But back to football and fashion, and this ad is a winner! Dawson all tailored and handsome looks as if he could be today's MVP, and the "Super Fan" in the green sweater remains just a goofy as ever.
Get your very own copy of The Find: The Housing Works Book of Decorating with Thrift Shop Treasures, Flea Market Objects, and Vintage Details by visiting Amazon .
SPECIAL OFFER UPDATE
If you already own The Find, email me your mailing address and I will send you a personalized plate that you can put in your copy. Just tell me what name or names you would like inside, if it's for a special occasion, or any other information you think I should know, and I'll dash you off one in the mail!
If you didn't see the piece in USA Weekend where I talk about buying and selling your second-hand goods, here it is.
I am so honored to see The Find reviewed by the fabulous Design*Sponge. Read it here.
Apartment Therapy Boston names The Find best design book of 2009. Read ithere.
Wondering how to deal with a drunk at your holiday party or a good excuse for declining an invite?Los Angeles Times hit my funny bone when they asked me for some advice. Read ithere.
1st Dibs wrote an amazing review of The Find. Read ithere.
The June 18 issue of the Independence, Mo., Examiner features me and The Find on its cover. See the storyhere.
TheBaltimore Sun covered the fabulous and frugal cocktail party in Los Angeles in their June 5 issues. Re-visit the fun affair in The Baltimore Sun, here.
Los Angeles Timeswent cocktail nuts for The Find and The Elegant Thrifter on May 23. My pal Ruth Handel and I threw a cocktail party back in February, andhere are the results. Be sure to click in the box with the forks to read the sidebar!
Vanessa De Vargas gave The Find a glowing review and interviewed me in Apartment Therapy,here.

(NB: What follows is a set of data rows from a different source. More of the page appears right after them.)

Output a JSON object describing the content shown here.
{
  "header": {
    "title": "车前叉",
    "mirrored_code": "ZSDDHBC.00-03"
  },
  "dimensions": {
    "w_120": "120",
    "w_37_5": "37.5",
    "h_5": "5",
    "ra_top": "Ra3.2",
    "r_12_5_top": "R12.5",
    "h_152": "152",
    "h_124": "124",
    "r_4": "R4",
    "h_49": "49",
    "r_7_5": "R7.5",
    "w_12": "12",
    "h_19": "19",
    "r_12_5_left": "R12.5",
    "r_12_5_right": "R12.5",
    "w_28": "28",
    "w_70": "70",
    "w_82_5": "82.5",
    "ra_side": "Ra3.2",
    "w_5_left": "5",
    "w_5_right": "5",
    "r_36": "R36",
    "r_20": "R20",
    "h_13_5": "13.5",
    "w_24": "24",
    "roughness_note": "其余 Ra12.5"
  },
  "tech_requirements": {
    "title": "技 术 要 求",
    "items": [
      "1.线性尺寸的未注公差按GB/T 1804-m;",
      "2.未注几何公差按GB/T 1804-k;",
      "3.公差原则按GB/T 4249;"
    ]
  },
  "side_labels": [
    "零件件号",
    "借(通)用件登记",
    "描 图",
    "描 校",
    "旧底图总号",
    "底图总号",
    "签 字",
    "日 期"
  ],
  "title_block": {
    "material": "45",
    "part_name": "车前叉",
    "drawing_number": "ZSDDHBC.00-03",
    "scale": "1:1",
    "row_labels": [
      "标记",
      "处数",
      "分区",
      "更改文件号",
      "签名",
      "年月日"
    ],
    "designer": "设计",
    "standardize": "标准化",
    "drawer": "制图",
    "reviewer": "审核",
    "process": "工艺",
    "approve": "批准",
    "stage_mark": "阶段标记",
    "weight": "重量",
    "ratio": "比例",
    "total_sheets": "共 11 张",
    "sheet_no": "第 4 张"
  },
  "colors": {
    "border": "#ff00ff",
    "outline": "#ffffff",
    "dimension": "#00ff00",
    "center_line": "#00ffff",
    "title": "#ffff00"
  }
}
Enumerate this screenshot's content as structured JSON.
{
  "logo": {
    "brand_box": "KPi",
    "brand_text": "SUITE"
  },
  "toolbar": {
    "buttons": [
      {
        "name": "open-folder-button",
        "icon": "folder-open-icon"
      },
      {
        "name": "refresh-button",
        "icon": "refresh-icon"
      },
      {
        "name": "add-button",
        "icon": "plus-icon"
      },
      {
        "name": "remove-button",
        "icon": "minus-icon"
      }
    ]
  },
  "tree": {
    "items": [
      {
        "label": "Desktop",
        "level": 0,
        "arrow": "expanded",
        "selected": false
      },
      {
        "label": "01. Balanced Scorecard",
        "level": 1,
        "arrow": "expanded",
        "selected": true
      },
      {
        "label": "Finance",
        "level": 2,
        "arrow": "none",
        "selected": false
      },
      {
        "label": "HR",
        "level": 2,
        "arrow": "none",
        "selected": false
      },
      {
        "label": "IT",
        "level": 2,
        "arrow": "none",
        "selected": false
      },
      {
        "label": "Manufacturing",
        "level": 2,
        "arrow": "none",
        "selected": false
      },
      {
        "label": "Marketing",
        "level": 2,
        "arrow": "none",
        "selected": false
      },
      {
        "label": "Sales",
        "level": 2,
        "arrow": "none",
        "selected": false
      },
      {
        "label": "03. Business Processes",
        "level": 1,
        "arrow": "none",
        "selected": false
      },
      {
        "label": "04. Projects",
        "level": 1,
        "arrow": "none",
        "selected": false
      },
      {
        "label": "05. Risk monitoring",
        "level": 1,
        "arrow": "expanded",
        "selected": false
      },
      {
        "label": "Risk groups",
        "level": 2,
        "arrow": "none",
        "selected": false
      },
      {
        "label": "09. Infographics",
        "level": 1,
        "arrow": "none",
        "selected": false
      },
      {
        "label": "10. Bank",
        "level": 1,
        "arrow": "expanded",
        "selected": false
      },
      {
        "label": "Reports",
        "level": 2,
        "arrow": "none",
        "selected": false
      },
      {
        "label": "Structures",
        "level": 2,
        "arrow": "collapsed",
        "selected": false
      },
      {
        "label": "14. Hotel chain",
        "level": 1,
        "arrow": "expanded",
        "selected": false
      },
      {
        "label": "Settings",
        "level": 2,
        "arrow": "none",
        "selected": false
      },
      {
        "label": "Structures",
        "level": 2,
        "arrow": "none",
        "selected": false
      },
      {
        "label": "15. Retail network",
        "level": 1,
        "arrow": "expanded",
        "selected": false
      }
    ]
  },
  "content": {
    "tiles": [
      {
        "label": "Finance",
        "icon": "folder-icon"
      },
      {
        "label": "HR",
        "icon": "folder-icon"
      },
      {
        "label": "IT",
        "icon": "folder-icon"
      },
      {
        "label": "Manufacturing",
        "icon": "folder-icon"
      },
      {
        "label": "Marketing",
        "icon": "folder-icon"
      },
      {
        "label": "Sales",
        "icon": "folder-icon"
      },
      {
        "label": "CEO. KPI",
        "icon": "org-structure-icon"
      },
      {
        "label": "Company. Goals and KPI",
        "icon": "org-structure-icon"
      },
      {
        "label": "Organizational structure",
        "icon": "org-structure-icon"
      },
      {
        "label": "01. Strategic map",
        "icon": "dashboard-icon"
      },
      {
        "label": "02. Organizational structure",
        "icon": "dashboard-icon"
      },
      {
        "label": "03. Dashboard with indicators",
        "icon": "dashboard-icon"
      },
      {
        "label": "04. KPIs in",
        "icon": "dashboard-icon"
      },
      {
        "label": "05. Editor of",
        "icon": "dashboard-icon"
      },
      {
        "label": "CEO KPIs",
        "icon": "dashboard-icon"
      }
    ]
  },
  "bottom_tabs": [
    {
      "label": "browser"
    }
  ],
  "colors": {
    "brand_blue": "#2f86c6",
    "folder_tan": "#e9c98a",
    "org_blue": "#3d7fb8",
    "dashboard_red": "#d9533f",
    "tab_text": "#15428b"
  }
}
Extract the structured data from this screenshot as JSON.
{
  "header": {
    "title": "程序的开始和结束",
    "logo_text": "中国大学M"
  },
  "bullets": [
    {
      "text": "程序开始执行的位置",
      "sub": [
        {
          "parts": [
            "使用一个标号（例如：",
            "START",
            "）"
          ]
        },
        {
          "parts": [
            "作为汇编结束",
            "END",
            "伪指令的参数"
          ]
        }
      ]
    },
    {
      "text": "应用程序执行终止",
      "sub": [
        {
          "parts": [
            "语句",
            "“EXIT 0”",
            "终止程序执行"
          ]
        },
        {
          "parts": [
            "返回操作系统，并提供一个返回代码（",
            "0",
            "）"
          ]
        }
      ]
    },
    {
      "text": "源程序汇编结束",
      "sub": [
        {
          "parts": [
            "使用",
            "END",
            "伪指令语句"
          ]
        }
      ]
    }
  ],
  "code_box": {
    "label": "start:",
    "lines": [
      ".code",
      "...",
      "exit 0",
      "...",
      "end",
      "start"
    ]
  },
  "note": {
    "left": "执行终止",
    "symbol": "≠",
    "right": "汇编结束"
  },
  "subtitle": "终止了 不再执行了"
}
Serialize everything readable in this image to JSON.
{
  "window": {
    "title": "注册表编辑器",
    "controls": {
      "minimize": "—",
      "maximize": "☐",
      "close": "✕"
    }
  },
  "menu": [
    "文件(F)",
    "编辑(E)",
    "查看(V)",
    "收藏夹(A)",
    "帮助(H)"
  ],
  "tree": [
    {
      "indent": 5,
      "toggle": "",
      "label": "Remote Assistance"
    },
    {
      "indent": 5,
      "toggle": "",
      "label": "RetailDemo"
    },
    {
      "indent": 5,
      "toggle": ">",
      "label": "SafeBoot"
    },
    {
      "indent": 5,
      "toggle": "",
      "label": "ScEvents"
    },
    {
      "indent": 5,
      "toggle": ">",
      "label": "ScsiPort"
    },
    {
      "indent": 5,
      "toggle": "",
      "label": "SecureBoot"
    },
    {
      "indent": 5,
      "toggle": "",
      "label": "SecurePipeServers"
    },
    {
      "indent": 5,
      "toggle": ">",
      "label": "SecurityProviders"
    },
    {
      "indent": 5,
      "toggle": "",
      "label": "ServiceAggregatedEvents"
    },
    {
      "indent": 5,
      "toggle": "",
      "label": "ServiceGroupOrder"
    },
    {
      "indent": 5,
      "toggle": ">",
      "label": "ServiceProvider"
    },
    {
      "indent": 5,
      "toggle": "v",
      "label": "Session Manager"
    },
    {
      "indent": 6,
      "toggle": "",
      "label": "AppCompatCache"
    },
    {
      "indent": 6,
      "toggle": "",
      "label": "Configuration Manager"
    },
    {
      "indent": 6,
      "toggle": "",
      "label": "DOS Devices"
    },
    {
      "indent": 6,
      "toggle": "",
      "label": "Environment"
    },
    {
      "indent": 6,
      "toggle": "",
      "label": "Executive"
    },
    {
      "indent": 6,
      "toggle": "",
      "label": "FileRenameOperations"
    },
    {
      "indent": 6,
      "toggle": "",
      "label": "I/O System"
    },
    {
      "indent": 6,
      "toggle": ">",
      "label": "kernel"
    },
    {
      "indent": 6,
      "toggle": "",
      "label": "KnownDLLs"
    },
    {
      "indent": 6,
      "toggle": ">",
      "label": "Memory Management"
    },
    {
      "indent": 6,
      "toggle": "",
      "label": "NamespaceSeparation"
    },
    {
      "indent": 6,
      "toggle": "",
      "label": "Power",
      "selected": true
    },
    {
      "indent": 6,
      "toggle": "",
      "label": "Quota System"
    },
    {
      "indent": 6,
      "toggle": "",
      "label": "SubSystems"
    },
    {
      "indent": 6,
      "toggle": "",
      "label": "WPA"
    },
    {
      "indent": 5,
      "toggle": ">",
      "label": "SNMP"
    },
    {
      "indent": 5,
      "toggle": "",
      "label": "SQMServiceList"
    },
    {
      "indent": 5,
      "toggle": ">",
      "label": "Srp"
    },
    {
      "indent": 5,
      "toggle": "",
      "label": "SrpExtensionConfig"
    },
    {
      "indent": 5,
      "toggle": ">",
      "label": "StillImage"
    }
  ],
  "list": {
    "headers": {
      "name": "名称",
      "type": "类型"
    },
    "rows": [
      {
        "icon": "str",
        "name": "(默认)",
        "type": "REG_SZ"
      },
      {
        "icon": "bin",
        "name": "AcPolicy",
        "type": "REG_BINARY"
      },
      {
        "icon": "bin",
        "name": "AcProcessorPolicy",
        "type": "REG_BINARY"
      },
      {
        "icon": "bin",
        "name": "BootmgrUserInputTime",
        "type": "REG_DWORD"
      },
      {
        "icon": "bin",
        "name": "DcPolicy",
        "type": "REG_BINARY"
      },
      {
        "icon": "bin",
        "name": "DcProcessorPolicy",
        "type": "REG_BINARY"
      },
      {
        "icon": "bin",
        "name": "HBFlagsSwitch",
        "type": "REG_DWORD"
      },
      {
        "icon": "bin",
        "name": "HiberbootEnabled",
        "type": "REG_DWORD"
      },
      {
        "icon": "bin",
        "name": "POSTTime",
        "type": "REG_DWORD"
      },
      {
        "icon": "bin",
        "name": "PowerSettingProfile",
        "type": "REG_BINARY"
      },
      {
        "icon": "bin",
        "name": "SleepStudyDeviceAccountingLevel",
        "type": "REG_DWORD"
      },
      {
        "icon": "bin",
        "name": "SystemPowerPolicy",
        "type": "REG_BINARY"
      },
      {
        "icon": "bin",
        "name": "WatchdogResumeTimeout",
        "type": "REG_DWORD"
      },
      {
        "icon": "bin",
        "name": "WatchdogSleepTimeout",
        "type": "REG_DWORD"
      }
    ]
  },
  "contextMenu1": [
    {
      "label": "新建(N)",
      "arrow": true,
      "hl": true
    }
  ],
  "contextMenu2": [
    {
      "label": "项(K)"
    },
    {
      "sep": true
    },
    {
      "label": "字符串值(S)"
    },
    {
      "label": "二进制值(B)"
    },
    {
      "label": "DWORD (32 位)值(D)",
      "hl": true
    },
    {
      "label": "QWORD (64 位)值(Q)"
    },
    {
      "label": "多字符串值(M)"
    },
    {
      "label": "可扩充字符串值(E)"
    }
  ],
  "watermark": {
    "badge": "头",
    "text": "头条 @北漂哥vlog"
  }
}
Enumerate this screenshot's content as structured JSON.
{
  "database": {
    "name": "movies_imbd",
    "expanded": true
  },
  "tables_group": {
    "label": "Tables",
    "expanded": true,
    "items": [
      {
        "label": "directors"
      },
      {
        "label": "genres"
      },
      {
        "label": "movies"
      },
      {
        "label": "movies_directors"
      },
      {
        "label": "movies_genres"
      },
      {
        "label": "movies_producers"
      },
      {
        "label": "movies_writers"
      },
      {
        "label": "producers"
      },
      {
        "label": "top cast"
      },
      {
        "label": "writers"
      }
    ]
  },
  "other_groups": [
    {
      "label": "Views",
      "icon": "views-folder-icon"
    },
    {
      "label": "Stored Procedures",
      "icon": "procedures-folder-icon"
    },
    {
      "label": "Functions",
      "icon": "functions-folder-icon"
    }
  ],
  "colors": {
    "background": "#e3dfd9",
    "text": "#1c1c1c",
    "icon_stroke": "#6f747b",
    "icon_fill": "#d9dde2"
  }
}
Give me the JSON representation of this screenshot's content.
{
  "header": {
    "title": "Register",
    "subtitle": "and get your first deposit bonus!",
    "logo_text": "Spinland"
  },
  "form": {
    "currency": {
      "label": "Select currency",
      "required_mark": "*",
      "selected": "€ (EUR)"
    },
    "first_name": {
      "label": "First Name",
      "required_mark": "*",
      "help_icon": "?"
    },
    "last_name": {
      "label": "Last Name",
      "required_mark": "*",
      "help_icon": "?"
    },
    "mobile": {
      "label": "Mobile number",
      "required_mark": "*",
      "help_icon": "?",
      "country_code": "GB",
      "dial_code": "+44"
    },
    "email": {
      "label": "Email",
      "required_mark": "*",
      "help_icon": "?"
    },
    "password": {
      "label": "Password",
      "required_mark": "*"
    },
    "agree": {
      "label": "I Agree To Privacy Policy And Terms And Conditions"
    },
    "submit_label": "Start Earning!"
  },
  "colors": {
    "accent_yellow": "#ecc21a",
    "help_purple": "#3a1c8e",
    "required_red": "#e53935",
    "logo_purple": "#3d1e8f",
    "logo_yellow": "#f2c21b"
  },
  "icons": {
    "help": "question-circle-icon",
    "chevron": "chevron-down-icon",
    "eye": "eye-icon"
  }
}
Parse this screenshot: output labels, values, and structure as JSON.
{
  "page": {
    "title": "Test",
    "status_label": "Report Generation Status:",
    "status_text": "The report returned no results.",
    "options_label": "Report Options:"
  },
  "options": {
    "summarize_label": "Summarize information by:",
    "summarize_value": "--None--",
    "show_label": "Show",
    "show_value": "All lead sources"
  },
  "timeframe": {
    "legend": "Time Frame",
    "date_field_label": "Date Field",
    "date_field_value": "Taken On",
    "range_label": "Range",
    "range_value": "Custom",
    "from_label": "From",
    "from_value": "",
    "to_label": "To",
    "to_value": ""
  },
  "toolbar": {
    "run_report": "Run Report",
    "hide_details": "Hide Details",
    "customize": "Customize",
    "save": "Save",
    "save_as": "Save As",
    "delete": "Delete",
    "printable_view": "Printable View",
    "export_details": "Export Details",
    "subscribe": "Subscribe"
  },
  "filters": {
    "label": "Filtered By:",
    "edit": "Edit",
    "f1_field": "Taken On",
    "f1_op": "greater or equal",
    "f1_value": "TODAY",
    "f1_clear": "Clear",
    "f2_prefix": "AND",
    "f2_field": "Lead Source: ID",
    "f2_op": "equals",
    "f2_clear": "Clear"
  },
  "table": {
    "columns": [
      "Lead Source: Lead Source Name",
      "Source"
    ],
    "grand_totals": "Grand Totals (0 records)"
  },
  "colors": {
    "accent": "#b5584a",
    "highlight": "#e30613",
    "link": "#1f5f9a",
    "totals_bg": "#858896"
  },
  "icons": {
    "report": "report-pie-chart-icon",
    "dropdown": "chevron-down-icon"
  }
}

Aaron Krach, House Beautiful'sfeatures editor, said in his blog that after reading The Find, he was inspired to go thrift shopping! Read about it,here.